"The important thing is not to stop questioning." ~Albert Einstein
My in laws are very good to my children and my husband. They are so thoughtful and loving. Watching how down-to-earth and generous they are makes me want to be more like them. Family is very important to them and they'd do anything for those that they love.
For some reason, however, they do not seem to like me. I don't know if it's something I've done or some unconscious signal I send off to them that has caused this. I've searched my head and my heart but I can't come up with anything. If I'm in a room with them--they speak to me like I'm an acquaintance--not part of the family. I try not to let this get under my skin, but mostly it lives under my skin, where it always feels hot to the touch.

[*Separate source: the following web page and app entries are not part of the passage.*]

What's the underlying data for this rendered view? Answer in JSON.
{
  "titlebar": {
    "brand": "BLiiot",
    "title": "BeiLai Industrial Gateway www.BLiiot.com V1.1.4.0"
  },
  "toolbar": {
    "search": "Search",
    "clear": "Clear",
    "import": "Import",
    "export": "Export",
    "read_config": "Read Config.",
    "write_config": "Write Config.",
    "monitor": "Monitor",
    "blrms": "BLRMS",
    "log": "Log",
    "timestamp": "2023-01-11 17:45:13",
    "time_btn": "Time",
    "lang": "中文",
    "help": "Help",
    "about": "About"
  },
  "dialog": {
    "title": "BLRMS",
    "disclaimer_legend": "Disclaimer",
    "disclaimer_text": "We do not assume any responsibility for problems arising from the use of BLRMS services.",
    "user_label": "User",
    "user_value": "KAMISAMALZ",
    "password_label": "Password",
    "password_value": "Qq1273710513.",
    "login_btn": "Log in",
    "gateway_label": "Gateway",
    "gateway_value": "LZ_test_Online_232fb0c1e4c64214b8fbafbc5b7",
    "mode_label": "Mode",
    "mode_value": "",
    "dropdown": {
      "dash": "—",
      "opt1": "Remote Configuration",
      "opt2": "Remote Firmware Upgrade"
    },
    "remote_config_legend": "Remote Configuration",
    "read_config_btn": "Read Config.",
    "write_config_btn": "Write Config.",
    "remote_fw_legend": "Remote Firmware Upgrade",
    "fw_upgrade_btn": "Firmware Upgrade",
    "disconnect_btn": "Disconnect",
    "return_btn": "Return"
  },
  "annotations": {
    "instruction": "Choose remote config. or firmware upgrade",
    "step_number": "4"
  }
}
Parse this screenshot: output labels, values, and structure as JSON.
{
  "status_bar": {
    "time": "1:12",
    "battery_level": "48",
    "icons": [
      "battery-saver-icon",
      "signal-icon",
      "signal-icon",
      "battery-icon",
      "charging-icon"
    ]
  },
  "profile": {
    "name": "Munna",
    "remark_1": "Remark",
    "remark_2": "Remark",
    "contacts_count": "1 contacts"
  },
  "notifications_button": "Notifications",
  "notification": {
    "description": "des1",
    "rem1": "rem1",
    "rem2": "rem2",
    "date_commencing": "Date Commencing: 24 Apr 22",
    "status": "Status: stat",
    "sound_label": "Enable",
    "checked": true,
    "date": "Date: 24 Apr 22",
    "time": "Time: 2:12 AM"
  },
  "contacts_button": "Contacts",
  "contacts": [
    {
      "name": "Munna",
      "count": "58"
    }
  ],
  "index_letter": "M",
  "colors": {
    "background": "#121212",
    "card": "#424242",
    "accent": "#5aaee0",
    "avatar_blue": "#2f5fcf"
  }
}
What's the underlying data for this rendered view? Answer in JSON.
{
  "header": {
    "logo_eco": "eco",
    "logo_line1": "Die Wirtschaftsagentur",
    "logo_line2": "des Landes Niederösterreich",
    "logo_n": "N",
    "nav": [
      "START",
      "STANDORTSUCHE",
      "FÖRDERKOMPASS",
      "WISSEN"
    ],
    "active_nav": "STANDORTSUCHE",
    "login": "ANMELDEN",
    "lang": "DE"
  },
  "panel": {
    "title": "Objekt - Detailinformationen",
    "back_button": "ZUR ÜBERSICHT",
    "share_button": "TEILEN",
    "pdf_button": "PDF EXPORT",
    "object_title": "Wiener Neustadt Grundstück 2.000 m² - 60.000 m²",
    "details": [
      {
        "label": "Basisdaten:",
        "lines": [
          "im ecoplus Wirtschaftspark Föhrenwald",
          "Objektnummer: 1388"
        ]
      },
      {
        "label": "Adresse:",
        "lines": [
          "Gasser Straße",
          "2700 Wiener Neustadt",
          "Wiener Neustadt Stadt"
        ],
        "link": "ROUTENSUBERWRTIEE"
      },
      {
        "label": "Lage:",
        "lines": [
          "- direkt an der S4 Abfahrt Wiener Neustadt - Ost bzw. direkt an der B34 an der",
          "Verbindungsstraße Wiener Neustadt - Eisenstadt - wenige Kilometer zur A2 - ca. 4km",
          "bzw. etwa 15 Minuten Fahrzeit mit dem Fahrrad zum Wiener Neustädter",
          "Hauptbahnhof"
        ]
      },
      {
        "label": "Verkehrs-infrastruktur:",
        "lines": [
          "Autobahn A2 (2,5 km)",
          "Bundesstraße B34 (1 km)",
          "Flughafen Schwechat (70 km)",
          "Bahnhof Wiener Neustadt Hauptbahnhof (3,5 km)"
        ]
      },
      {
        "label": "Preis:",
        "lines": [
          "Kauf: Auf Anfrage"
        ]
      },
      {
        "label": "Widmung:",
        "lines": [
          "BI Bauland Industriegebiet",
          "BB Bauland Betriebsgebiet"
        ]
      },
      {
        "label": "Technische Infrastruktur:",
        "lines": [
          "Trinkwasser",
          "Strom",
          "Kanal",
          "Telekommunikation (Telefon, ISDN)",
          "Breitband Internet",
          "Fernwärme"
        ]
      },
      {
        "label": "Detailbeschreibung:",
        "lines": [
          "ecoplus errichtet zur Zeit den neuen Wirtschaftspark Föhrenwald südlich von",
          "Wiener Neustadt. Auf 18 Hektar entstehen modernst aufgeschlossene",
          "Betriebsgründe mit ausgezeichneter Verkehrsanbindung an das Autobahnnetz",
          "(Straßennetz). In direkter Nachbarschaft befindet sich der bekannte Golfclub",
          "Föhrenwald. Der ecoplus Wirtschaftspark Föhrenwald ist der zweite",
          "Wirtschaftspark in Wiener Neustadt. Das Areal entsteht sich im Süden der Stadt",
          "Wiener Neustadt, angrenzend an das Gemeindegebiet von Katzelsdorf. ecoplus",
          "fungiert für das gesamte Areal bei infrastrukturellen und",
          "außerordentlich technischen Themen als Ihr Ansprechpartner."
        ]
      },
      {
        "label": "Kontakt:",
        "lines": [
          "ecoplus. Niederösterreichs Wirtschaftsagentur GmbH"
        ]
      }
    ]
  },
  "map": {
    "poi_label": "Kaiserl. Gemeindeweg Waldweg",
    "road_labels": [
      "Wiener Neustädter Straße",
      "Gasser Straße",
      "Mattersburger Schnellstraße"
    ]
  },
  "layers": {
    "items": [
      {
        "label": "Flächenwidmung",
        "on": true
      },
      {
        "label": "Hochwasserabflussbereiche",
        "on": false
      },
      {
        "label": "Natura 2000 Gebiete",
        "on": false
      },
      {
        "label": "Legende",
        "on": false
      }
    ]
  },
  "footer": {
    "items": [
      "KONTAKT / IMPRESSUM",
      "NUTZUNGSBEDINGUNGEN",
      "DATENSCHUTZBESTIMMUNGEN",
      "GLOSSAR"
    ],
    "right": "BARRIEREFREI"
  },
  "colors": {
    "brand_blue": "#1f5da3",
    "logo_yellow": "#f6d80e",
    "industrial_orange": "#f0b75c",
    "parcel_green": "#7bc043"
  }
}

Here are some of the ways they have made it clear to me that I live on the periphery of their lives:
They never recognize my birthday with a card while everyone else gets cards and presents. I know it's silly to want a card from them, but I do. I send them cards for their birthdays and sign my husband's name as well as the children's. If I left it up to my husband, they wouldn't receive a thing. I could be hateful and retaliate by not sending them cards but I try hard not to be blatantly hateful to people who are so good to everyone but me.
The first year we lived in FL, they sent a box filled with Christmas presents down to us. Upon opening the box, there were at least 5 presents apiece for everyone and there was one gift for me. It was an ugly brown candle and my MIL put a note inside the box that said, "here's a little remembrance for you." WTF? I took that candle and put it in my sitting room and every night I would light that sucker and think to myself, "here's a little remembrance for you." As long as I live, I will never forget that candle or that little note she sent. Each night, I felt like the flickering flame was mocking me, but I was determined to burn it down into nothingness and I did.
Whenever they call here and I pick up the phone, they do not say hello to me, they simply ask for one of the favored members of the family (either my husband or the children). Afterwards, I tell my husband how insulting it is that they cannot even acknowledge me with a hello and he explains it away by saying, "they don't mean anything by it, they're just getting old." I can't wait until I am old enough to blame everything on old age because it seems like it's a great excuse for getting away with things you'd normally be held accountable for in the real world.
When we used to live near them, we'd visit them and as soon as we entered their house, they'd ask everyone what they wanted to drink or eat and they'd pretty much ignore me. I got served last.
Then this Christmas, my MIL sends envelopes with checks for everyone but me. I don't care about the money--what bothers me is that my MIL doesn't think about how I might feel seeing everyone getting something but me--seeing everyone's name on the outside of an envelope but mine. I mean, what goes through her head when she's doing stuff like this? It makes me feel invisible. It makes me feel not good enough. I could not hold myself back from saying something on Christmas Day about this--that I just don't get how they make it so glaringly obvious that they do not like me. My husband told me that I was over reacting, and that OF COURSE they love me. I guess I'm just a little slow picking up the love signals. All I wanted to hear from my husband was, "you know something, you're right, it's a rotten thing to do (or NOT do)," but it seems that not only do I have to put up with their constant slighting of me, but I must not be outraged or say anything about it or I'm labeled "super-sensitive" or it is implied that I am too clueless to know that being left out translates into me being loved. Right.
My parents send my husband presents and cards on his birthday and on Christmas. I wonder what they would think if they knew that my in laws repeatedly ignore me. I would hope they would think it is horrible but I'm not ever going to tell them because I don't want them feeling sorry for me. It's an indignity I'd rather bear alone. And since it's uncool for me to talk about this anywhere, I'll talk about it here where I know none of them will ever find me.
Because they are so kind and generous to everyone else, I feel it's my place to find happiness in seeing THEM be happy and I'm so endlessly grateful that they have each other. I find comfort in that. When I first met them (many years ago) I was so excited to think I'd be a part of their little world where love felt pure and limitless and safe--like a secret treasure you want to hold onto forever. It's like I'm stuck on the outside looking in, wondering what it is that stops them from loving me the way they love everyone else.
I am old enough and wise enough to know that you cannot make someone love you if they don't but that doesn't make it any easier to accept. I think the distance between us helps. I do not have it in my face so much anymore--just on occasion--and I can sneak away if it feels like too much so that I can gather my wits together and pretend I don't really care. In another life, I was probably an actress of some sort. I can pull off fake ok-ness like nobody's business.
Despite all this, I can truly say that I love them for all that they've been and done for the rest of my family. I'm happy they have each other to count on and to love. I know our lives are richer for having them in it.
The New Civil War
21 hours ago